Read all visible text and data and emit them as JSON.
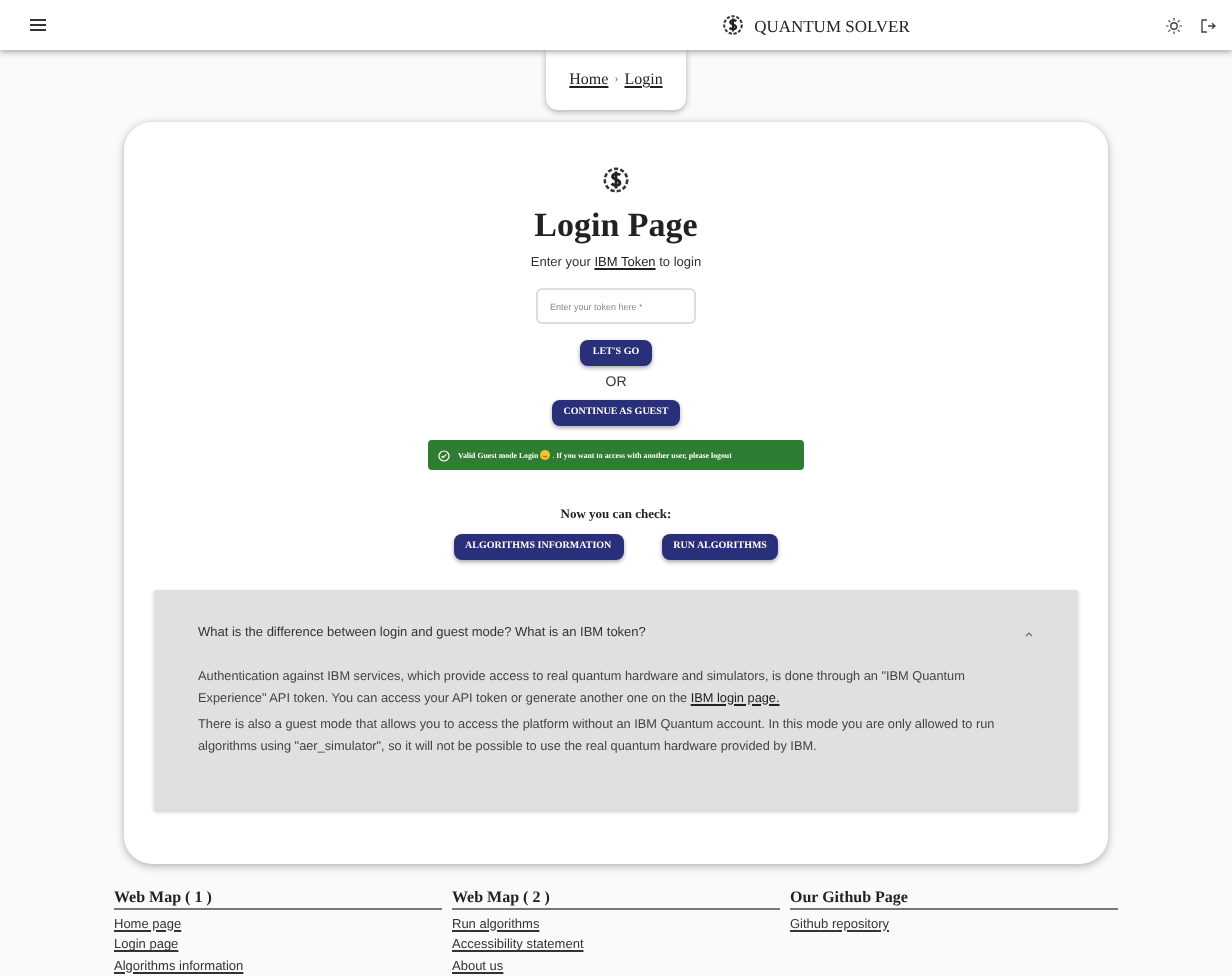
{
  "header": {
    "title": "QUANTUM SOLVER"
  },
  "breadcrumb": {
    "separator": "›",
    "items": [
      {
        "label": "Home"
      },
      {
        "label": "Login"
      }
    ]
  },
  "login": {
    "title": "Login Page",
    "intro": {
      "before": "Enter your ",
      "link": "IBM Token",
      "after": " to login"
    },
    "token_field": {
      "placeholder": "Enter your token here *"
    },
    "submit": "LET'S GO",
    "or": "OR",
    "guest": "CONTINUE AS GUEST",
    "alert": {
      "kind": "success",
      "before": "Valid Guest mode Login",
      "after": ". If you want to access with another user, please logout"
    },
    "check_title": "Now you can check:",
    "check_buttons": [
      "ALGORITHMS INFORMATION",
      "RUN ALGORITHMS"
    ]
  },
  "faq": {
    "question": "What is the difference between login and guest mode? What is an IBM token?",
    "expanded": true,
    "answer_1": {
      "before": "Authentication against IBM services, which provide access to real quantum hardware and simulators, is done through an \"IBM Quantum Experience\" API token. You can access your API token or generate another one on the ",
      "link": "IBM login page."
    },
    "answer_2": "There is also a guest mode that allows you to access the platform without an IBM Quantum account. In this mode you are only allowed to run algorithms using \"aer_simulator\", so it will not be possible to use the real quantum hardware provided by IBM."
  },
  "footer": [
    {
      "title": "Web Map ( 1 )",
      "links": [
        "Home page",
        "Login page",
        "Algorithms information"
      ]
    },
    {
      "title": "Web Map ( 2 )",
      "links": [
        "Run algorithms",
        "Accessibility statement",
        "About us"
      ]
    },
    {
      "title": "Our Github Page",
      "links": [
        "Github repository"
      ]
    }
  ]
}
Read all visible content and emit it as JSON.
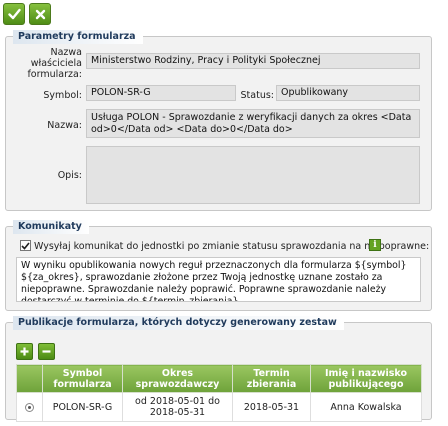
{
  "toolbar": {
    "accept_icon": "checkmark-icon",
    "cancel_icon": "close-icon"
  },
  "params": {
    "title": "Parametry formularza",
    "owner_label": "Nazwa właściciela formularza:",
    "owner_value": "Ministerstwo Rodziny, Pracy i Polityki Społecznej",
    "symbol_label": "Symbol:",
    "symbol_value": "POLON-SR-G",
    "status_label": "Status:",
    "status_value": "Opublikowany",
    "name_label": "Nazwa:",
    "name_value": "Usługa POLON - Sprawozdanie z weryfikacji danych za okres <Data od>0</Data od> <Data do>0</Data do>",
    "desc_label": "Opis:",
    "desc_value": ""
  },
  "messages": {
    "title": "Komunikaty",
    "send_checked": true,
    "send_label": "Wysyłaj komunikat do jednostki po zmianie statusu sprawozdania na niepoprawne:",
    "info_icon": "info-icon",
    "message_text": "W wyniku opublikowania nowych reguł przeznaczonych dla formularza ${symbol} ${za_okres}, sprawozdanie złożone przez Twoją jednostkę uznane zostało za niepoprawne. Sprawozdanie należy poprawić. Poprawne sprawozdanie należy dostarczyć w terminie do ${termin_zbierania}."
  },
  "publications": {
    "title": "Publikacje formularza, których dotyczy generowany zestaw",
    "columns": [
      "",
      "Symbol formularza",
      "Okres sprawozdawczy",
      "Termin zbierania",
      "Imię i nazwisko publikującego"
    ],
    "rows": [
      {
        "symbol": "POLON-SR-G",
        "period": "od 2018-05-01 do 2018-05-31",
        "deadline": "2018-05-31",
        "publisher": "Anna Kowalska"
      }
    ]
  }
}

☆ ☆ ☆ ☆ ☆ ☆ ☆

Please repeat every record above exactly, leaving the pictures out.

Read all visible text and data and emit them as JSON.
{
  "header": {
    "title": "QUANTUM SOLVER"
  },
  "breadcrumb": {
    "separator": "›",
    "items": [
      {
        "label": "Home"
      },
      {
        "label": "Login"
      }
    ]
  },
  "login": {
    "title": "Login Page",
    "intro": {
      "before": "Enter your ",
      "link": "IBM Token",
      "after": " to login"
    },
    "token_field": {
      "placeholder": "Enter your token here *"
    },
    "submit": "LET'S GO",
    "or": "OR",
    "guest": "CONTINUE AS GUEST",
    "alert": {
      "kind": "success",
      "before": "Valid Guest mode Login",
      "after": ". If you want to access with another user, please logout"
    },
    "check_title": "Now you can check:",
    "check_buttons": [
      "ALGORITHMS INFORMATION",
      "RUN ALGORITHMS"
    ]
  },
  "faq": {
    "question": "What is the difference between login and guest mode? What is an IBM token?",
    "expanded": true,
    "answer_1": {
      "before": "Authentication against IBM services, which provide access to real quantum hardware and simulators, is done through an \"IBM Quantum Experience\" API token. You can access your API token or generate another one on the ",
      "link": "IBM login page."
    },
    "answer_2": "There is also a guest mode that allows you to access the platform without an IBM Quantum account. In this mode you are only allowed to run algorithms using \"aer_simulator\", so it will not be possible to use the real quantum hardware provided by IBM."
  },
  "footer": [
    {
      "title": "Web Map ( 1 )",
      "links": [
        "Home page",
        "Login page",
        "Algorithms information"
      ]
    },
    {
      "title": "Web Map ( 2 )",
      "links": [
        "Run algorithms",
        "Accessibility statement",
        "About us"
      ]
    },
    {
      "title": "Our Github Page",
      "links": [
        "Github repository"
      ]
    }
  ]
}
Read all visible content and emit it as JSON.
{
  "toolbar": {
    "accept_icon": "checkmark-icon",
    "cancel_icon": "close-icon"
  },
  "params": {
    "title": "Parametry formularza",
    "owner_label": "Nazwa właściciela formularza:",
    "owner_value": "Ministerstwo Rodziny, Pracy i Polityki Społecznej",
    "symbol_label": "Symbol:",
    "symbol_value": "POLON-SR-G",
    "status_label": "Status:",
    "status_value": "Opublikowany",
    "name_label": "Nazwa:",
    "name_value": "Usługa POLON - Sprawozdanie z weryfikacji danych za okres <Data od>0</Data od> <Data do>0</Data do>",
    "desc_label": "Opis:",
    "desc_value": ""
  },
  "messages": {
    "title": "Komunikaty",
    "send_checked": true,
    "send_label": "Wysyłaj komunikat do jednostki po zmianie statusu sprawozdania na niepoprawne:",
    "info_icon": "info-icon",
    "message_text": "W wyniku opublikowania nowych reguł przeznaczonych dla formularza ${symbol} ${za_okres}, sprawozdanie złożone przez Twoją jednostkę uznane zostało za niepoprawne. Sprawozdanie należy poprawić. Poprawne sprawozdanie należy dostarczyć w terminie do ${termin_zbierania}."
  },
  "publications": {
    "title": "Publikacje formularza, których dotyczy generowany zestaw",
    "columns": [
      "",
      "Symbol formularza",
      "Okres sprawozdawczy",
      "Termin zbierania",
      "Imię i nazwisko publikującego"
    ],
    "rows": [
      {
        "symbol": "POLON-SR-G",
        "period": "od 2018-05-01 do 2018-05-31",
        "deadline": "2018-05-31",
        "publisher": "Anna Kowalska"
      }
    ]
  }
}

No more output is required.